[Collected data entries]
---

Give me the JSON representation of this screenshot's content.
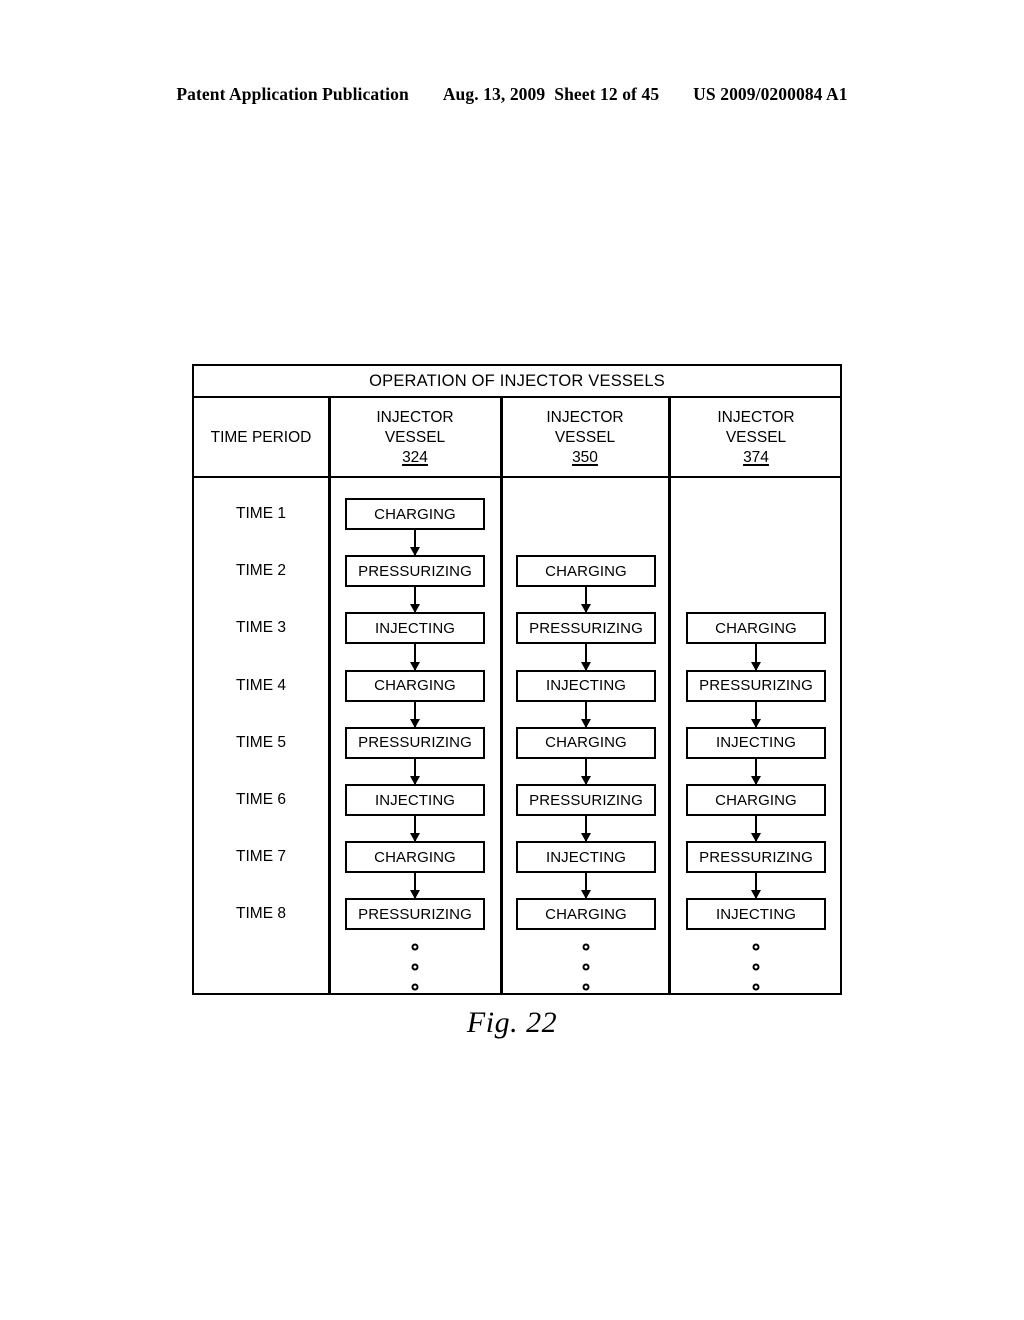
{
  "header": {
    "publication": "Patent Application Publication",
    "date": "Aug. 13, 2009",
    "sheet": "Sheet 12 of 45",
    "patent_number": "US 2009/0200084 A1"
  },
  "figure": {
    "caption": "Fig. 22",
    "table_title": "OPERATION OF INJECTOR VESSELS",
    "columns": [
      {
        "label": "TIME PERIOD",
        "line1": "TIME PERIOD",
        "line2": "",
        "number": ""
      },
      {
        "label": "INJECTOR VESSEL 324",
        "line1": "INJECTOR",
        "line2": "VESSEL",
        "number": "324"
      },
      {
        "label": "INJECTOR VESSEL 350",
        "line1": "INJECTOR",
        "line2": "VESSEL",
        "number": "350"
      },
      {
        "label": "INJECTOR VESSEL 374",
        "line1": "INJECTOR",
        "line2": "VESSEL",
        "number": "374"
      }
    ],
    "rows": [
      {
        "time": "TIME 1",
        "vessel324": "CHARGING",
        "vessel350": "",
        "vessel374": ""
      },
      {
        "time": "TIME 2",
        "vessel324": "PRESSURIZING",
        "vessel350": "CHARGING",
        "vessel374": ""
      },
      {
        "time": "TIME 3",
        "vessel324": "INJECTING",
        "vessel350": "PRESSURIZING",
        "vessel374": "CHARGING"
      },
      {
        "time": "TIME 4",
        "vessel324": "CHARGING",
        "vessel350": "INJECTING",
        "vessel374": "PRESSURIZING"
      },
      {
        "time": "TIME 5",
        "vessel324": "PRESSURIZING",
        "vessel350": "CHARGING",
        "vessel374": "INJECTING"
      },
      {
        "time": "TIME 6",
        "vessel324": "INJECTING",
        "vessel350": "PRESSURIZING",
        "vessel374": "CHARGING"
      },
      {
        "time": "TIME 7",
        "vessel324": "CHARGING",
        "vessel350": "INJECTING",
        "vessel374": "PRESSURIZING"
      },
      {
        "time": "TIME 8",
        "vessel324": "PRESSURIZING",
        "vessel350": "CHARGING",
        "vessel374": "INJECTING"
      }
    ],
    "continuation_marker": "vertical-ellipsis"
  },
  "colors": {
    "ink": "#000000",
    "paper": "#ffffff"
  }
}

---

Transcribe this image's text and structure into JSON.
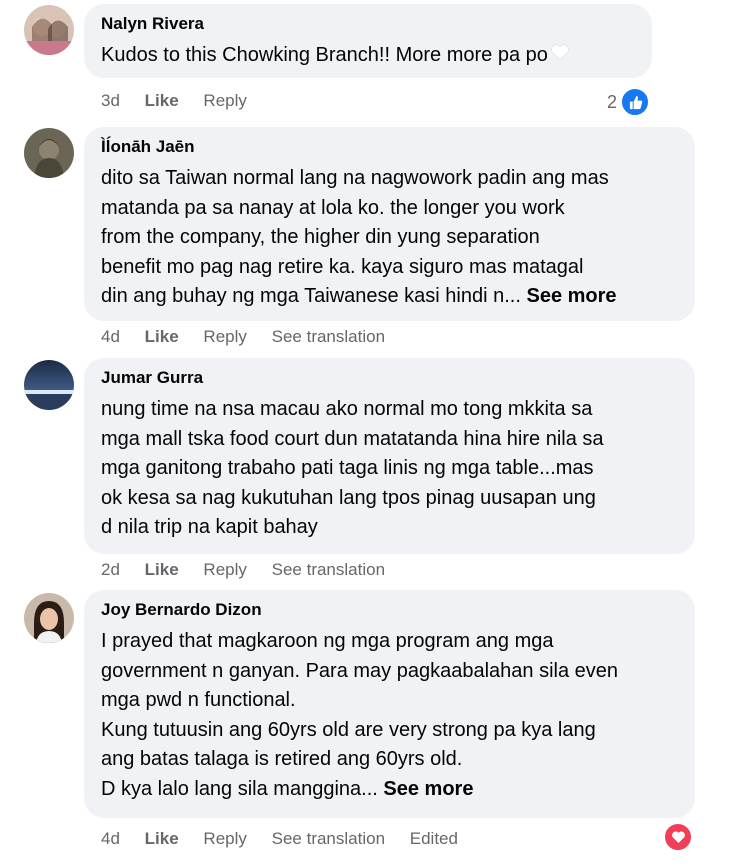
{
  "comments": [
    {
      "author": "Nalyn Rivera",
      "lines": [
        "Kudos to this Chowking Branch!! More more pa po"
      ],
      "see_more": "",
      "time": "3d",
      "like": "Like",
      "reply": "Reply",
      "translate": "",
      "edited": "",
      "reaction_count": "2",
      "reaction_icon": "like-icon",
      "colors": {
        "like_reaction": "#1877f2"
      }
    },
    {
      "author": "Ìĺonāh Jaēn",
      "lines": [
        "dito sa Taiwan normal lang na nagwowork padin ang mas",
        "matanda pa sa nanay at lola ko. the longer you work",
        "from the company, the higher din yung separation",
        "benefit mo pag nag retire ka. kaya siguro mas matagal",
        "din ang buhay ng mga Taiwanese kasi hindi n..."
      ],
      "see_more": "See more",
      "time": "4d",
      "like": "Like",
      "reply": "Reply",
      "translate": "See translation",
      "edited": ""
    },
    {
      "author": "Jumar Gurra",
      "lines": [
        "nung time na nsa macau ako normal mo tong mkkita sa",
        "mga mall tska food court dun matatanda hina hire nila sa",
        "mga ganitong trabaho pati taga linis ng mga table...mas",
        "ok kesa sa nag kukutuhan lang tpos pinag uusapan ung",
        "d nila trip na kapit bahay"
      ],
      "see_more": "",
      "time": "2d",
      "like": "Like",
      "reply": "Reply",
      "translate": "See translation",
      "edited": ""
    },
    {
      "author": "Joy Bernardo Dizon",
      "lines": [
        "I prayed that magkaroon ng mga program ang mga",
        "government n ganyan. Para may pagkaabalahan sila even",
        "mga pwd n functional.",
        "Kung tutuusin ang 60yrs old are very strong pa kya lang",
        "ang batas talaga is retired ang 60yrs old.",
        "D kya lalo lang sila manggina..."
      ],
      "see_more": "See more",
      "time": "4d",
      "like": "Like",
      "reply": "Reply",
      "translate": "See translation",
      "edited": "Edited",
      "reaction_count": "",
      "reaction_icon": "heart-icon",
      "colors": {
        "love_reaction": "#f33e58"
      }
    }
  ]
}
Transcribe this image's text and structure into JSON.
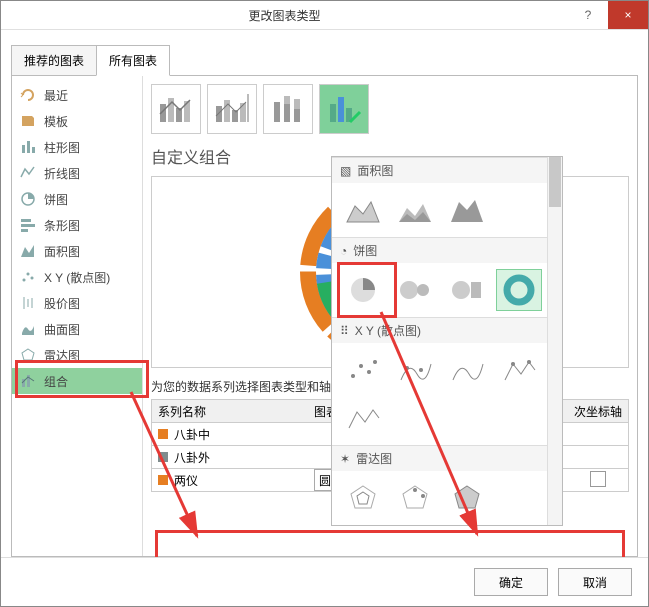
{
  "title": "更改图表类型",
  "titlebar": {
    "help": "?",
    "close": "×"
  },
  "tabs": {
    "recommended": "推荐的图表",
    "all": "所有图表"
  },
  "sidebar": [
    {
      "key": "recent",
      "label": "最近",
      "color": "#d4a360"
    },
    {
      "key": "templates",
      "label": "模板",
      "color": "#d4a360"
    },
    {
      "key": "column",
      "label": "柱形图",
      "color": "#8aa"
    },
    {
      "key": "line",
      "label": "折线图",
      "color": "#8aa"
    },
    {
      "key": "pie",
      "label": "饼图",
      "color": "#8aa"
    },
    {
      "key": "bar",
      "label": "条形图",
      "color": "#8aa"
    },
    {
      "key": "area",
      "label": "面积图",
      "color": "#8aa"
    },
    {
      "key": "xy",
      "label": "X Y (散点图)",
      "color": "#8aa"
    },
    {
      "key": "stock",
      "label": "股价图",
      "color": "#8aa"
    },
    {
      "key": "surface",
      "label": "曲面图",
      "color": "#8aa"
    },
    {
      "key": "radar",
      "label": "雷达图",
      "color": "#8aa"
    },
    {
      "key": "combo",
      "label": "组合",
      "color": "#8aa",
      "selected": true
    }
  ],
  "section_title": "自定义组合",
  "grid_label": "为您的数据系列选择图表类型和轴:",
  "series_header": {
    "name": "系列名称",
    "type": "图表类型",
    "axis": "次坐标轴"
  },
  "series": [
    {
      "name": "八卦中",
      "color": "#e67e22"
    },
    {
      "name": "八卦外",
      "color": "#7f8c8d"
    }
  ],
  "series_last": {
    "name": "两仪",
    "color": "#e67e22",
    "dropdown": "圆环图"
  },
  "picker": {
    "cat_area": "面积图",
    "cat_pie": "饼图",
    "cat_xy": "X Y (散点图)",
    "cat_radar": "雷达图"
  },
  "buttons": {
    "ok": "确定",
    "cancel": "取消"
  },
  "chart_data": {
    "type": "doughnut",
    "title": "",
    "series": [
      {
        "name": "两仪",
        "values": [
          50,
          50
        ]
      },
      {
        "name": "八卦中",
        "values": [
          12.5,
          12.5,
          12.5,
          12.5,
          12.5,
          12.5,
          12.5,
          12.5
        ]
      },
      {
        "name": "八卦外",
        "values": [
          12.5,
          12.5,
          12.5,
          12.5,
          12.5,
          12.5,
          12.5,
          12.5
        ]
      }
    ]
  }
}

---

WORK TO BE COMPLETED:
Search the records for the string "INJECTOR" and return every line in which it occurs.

YOUR SOLUTION:
    "table_title": "OPERATION OF INJECTOR VESSELS",
        "label": "INJECTOR VESSEL 324",
        "line1": "INJECTOR",
        "label": "INJECTOR VESSEL 350",
        "line1": "INJECTOR",
        "label": "INJECTOR VESSEL 374",
        "line1": "INJECTOR",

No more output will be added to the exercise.